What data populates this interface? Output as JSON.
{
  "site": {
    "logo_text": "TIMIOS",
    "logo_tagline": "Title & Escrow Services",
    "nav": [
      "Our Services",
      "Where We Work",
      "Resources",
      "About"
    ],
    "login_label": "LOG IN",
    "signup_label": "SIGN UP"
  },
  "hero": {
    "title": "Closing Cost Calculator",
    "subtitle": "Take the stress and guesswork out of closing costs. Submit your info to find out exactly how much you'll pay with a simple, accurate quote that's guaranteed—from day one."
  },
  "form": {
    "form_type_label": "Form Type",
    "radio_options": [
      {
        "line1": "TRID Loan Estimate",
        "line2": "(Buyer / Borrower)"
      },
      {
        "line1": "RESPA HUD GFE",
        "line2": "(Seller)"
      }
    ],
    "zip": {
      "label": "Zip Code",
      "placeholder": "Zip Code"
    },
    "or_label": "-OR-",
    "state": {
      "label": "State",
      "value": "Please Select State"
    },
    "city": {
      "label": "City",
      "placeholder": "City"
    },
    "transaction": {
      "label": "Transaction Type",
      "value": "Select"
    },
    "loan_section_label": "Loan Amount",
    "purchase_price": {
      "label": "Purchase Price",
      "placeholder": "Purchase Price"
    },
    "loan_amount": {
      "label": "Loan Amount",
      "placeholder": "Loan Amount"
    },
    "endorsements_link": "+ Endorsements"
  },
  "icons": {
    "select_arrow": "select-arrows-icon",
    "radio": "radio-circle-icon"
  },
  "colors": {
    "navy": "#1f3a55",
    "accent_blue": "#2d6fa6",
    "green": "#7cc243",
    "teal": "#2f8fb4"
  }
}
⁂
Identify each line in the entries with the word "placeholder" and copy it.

      "placeholder": "Zip Code"
      "placeholder": "City"
      "placeholder": "Purchase Price"
      "placeholder": "Loan Amount"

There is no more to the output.